(Records supplied Opens)
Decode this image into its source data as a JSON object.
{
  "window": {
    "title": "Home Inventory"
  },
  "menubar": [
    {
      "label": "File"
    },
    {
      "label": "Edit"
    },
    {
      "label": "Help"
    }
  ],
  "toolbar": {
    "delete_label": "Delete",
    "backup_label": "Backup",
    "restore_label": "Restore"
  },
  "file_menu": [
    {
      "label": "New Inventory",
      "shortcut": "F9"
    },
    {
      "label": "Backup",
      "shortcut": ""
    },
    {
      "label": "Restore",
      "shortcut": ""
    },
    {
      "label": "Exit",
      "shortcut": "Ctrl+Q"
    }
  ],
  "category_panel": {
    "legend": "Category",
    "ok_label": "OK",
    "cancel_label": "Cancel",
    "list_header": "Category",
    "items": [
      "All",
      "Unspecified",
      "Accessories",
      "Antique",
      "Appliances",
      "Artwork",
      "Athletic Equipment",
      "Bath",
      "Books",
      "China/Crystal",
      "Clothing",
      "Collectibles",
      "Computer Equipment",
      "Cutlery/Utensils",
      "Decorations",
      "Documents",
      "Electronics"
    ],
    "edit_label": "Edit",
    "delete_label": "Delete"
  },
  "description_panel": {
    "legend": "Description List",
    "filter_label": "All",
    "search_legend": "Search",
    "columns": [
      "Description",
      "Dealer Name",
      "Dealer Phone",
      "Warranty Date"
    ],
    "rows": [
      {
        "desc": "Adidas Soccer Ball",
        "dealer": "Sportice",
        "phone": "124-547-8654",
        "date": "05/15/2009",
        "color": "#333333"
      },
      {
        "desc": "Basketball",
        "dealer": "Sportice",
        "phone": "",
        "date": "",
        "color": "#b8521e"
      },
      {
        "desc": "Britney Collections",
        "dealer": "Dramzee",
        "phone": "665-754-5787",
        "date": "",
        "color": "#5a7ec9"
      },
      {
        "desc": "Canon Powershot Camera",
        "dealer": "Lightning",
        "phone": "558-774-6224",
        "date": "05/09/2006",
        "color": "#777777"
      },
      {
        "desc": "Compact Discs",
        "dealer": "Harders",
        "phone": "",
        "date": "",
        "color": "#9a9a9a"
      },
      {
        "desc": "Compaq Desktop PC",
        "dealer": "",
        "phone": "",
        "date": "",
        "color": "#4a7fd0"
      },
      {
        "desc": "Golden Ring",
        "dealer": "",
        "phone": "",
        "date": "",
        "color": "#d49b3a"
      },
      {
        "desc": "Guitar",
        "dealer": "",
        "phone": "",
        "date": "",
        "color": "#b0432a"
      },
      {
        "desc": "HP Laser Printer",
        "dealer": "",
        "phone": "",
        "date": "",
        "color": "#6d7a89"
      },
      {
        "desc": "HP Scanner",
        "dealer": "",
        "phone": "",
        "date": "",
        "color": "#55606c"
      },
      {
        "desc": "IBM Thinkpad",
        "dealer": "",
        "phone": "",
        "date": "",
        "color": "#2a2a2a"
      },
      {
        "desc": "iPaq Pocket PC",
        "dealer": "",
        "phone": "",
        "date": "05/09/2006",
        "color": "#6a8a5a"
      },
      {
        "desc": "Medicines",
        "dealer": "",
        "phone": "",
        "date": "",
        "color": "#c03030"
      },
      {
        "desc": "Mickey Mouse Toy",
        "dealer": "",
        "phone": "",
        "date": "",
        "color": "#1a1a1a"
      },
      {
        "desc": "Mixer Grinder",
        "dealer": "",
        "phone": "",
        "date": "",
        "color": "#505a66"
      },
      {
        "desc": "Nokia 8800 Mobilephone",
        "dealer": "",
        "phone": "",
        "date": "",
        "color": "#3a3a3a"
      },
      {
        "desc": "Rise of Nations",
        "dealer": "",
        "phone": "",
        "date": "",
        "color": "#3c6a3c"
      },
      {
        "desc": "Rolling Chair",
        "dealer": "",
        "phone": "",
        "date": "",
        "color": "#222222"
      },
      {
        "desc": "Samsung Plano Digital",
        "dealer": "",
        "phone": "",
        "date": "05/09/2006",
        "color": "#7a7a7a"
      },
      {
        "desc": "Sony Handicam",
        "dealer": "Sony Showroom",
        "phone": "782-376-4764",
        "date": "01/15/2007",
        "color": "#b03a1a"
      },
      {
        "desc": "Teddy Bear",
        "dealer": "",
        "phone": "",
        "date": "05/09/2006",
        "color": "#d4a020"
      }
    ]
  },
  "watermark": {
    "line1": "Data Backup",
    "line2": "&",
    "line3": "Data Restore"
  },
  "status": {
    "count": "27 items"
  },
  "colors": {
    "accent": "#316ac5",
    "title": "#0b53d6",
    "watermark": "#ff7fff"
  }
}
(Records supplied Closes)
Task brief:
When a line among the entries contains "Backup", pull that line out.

Answer:
    "backup_label": "Backup",
      "label": "Backup",
    "line1": "Data Backup",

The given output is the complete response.